Ms. Rolls does a very good job of developing the romance between Hunt and Emma, even though I found his mentioning marriage at only their second or third meeting to be a bit of a stretch. Thankfully, however, the courtship itself isn’t quite so rushed and the couple are able to spend time getting to know each other a little before the author cranks up the drama with the intrusion of Keswick and his nasty threats into Emma’s life. Hunt – of course – deals with those threats admirably, and is then able to go about the business of adjusting to his life as a husband and step-father, which is again not something I’ve often come across in an historical romance, and is one of the parts of the story I enjoyed most. He isn’t perfect and he makes mistakes, but there’s no question he wants the best for both Harry and Georgie, and that he cares deeply for Emma, in spite of his continual reminders to himself that his is a marriage made for mutual convenience. The fact he desires his wife – and she him – is a nice bonus, of course, but he has no wish for any emotional entanglements… yep, like so many other heroes of his ilk, he can’t see what’s staring him in the face. I’ll also add that I’m not normally a fan of children in romances, but Harry and Georgie are well–written and have key roles in the story rather than just existing as precocious plot-moppets.

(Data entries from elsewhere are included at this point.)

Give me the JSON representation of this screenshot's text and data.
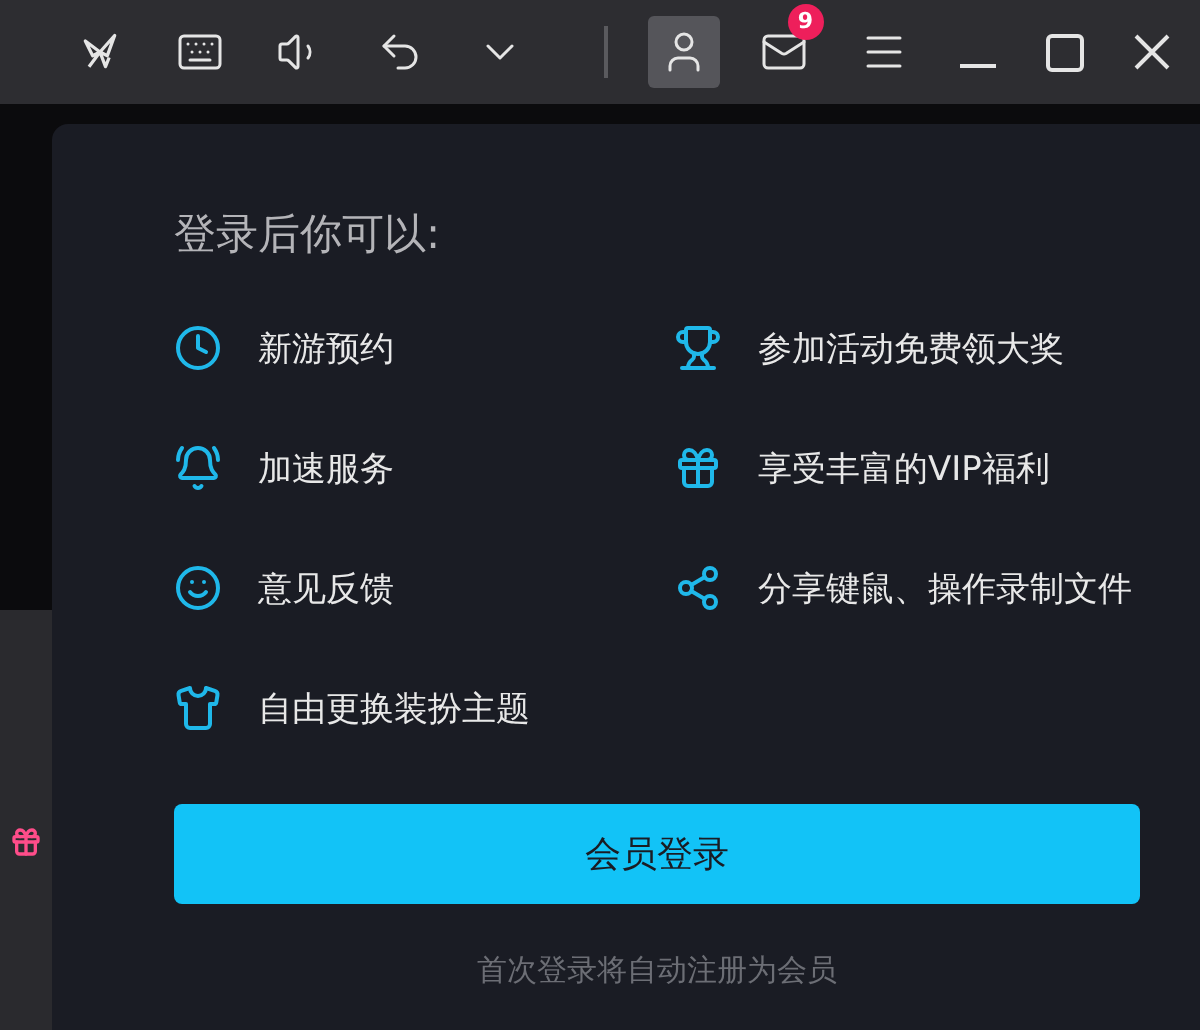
{
  "toolbar": {
    "buttons": [
      {
        "selected": false
      },
      {
        "selected": false
      },
      {
        "selected": false
      },
      {
        "selected": false
      },
      {
        "selected": false
      },
      {
        "selected": true
      },
      {
        "selected": false,
        "badge": "9"
      },
      {
        "selected": false
      }
    ]
  },
  "login_panel": {
    "heading": "登录后你可以:",
    "left_features": [
      "新游预约",
      "加速服务",
      "意见反馈",
      "自由更换装扮主题"
    ],
    "right_features": [
      "参加活动免费领大奖",
      "享受丰富的VIP福利",
      "分享键鼠、操作录制文件"
    ],
    "login_button": "会员登录",
    "note": "首次登录将自动注册为会员"
  }
}
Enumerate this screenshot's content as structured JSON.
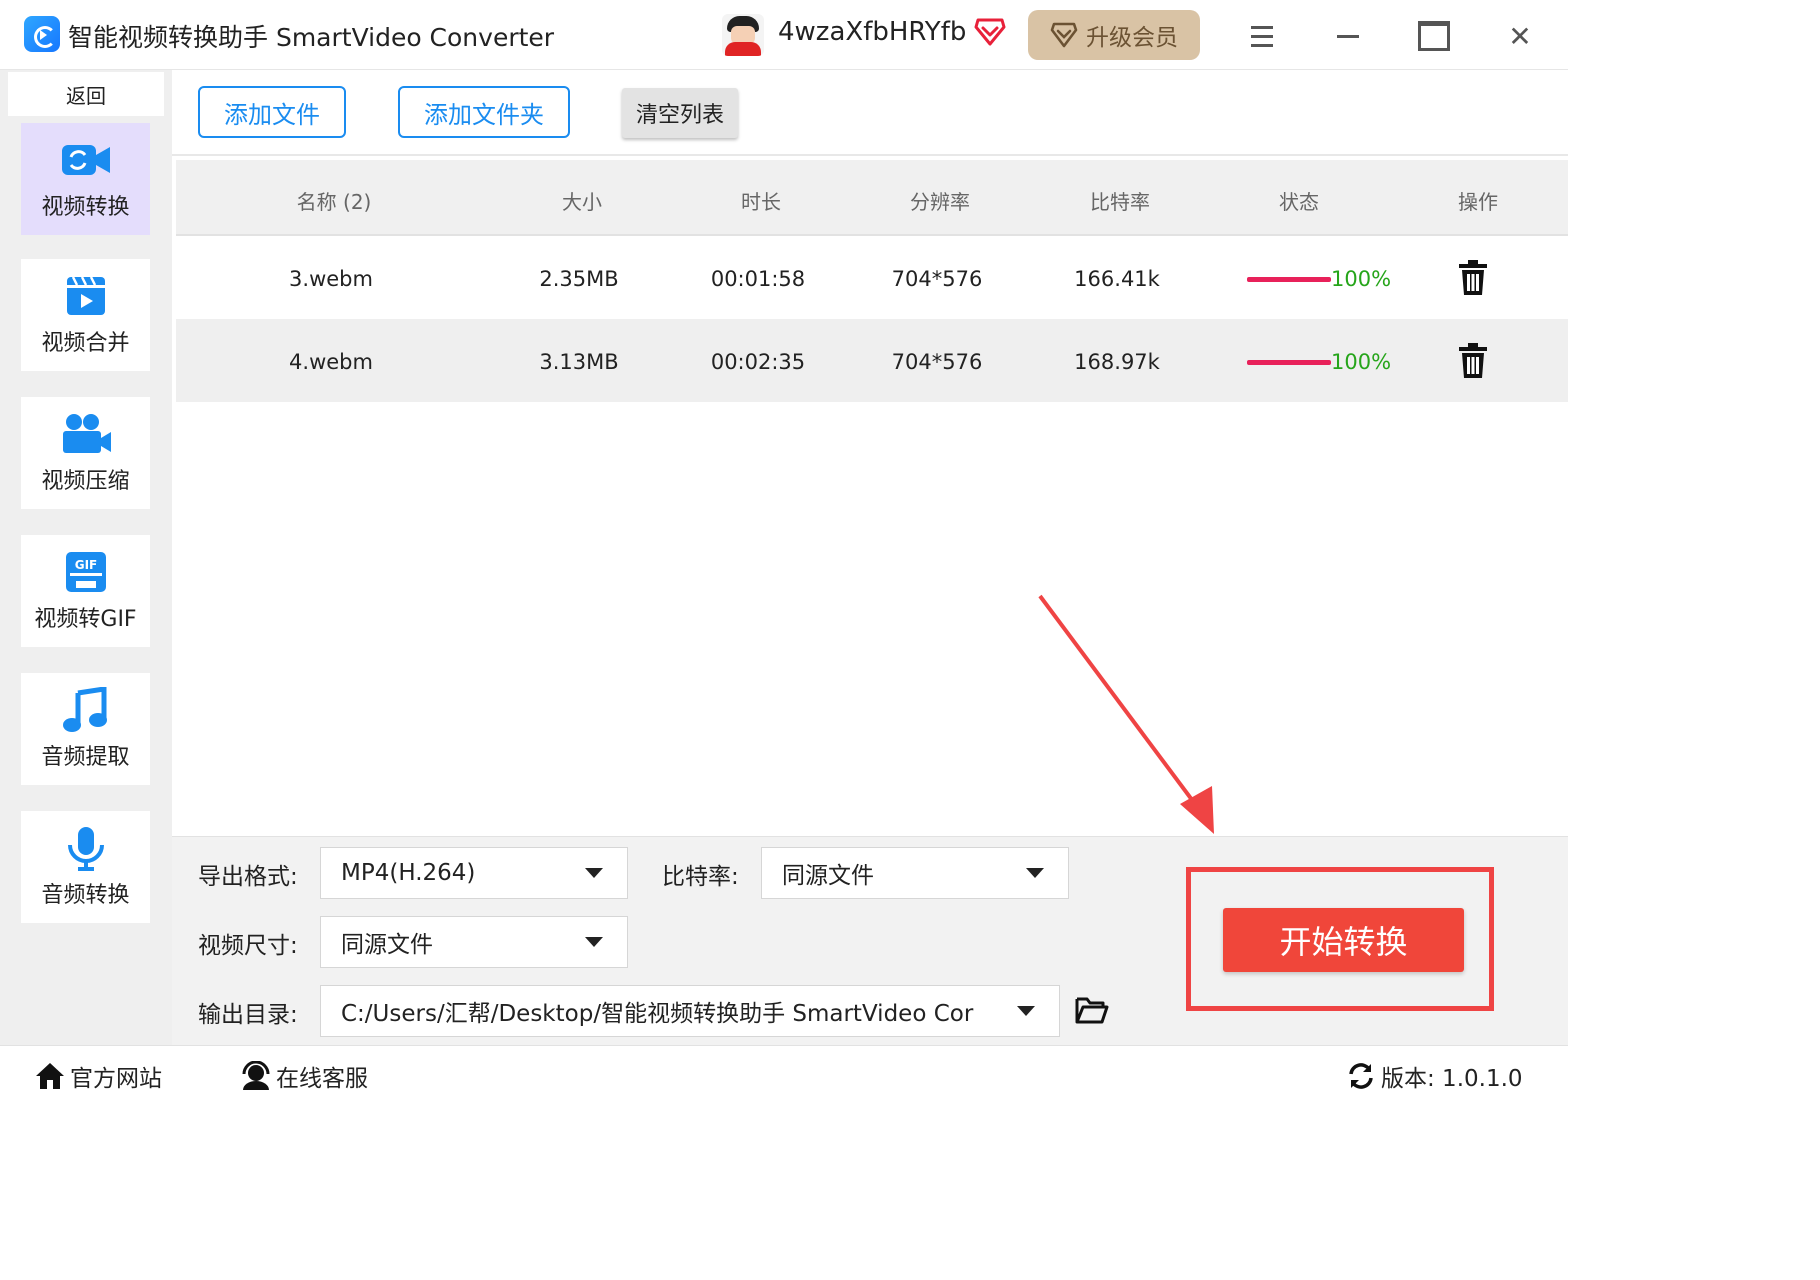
{
  "app": {
    "title": "智能视频转换助手 SmartVideo Converter"
  },
  "user": {
    "name": "4wzaXfbHRYfb",
    "upgrade_label": "升级会员"
  },
  "sidebar": {
    "back_label": "返回",
    "items": [
      {
        "label": "视频转换",
        "icon": "video-convert-icon",
        "active": true
      },
      {
        "label": "视频合并",
        "icon": "video-merge-icon",
        "active": false
      },
      {
        "label": "视频压缩",
        "icon": "video-compress-icon",
        "active": false
      },
      {
        "label": "视频转GIF",
        "icon": "gif-icon",
        "active": false
      },
      {
        "label": "音频提取",
        "icon": "music-note-icon",
        "active": false
      },
      {
        "label": "音频转换",
        "icon": "microphone-icon",
        "active": false
      }
    ]
  },
  "toolbar": {
    "add_file": "添加文件",
    "add_folder": "添加文件夹",
    "clear_list": "清空列表"
  },
  "table": {
    "headers": [
      "名称 (2)",
      "大小",
      "时长",
      "分辨率",
      "比特率",
      "状态",
      "操作"
    ],
    "rows": [
      {
        "name": "3.webm",
        "size": "2.35MB",
        "duration": "00:01:58",
        "resolution": "704*576",
        "bitrate": "166.41k",
        "progress": 1.0,
        "status": "100%"
      },
      {
        "name": "4.webm",
        "size": "3.13MB",
        "duration": "00:02:35",
        "resolution": "704*576",
        "bitrate": "168.97k",
        "progress": 1.0,
        "status": "100%"
      }
    ]
  },
  "settings": {
    "format_label": "导出格式:",
    "format_value": "MP4(H.264)",
    "bitrate_label": "比特率:",
    "bitrate_value": "同源文件",
    "size_label": "视频尺寸:",
    "size_value": "同源文件",
    "output_label": "输出目录:",
    "output_value": "C:/Users/汇帮/Desktop/智能视频转换助手 SmartVideo Cor"
  },
  "start_button": "开始转换",
  "footer": {
    "website": "官方网站",
    "support": "在线客服",
    "version": "版本: 1.0.1.0"
  },
  "colors": {
    "accent": "#1a8cf0",
    "start": "#f0463a",
    "progress": "#e8215a",
    "status_text": "#26a51a",
    "active_nav": "#e4ddfc"
  }
}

The one false note in the novel is struck when the author divulges the degree of guilt Hunt carries over the death of his half-brother and the reasons behind it. It’s an unnecessary plot point; there is already enough going on in the story and it felt as though the author was throwing in the kitchen sink for good measure simply to give Hunt something to beat himself up about (as if losing his wife and children to disease wasn’t hard enough).
Apart from that, though, His Convenient Marchinoness is a lovely example of a favourite trope and the two principals read as people who are mature in their outlook as well as in years. It’s an easy, entertaining and well-put together read, perfect for curling up with on a dull winter’s afternoon.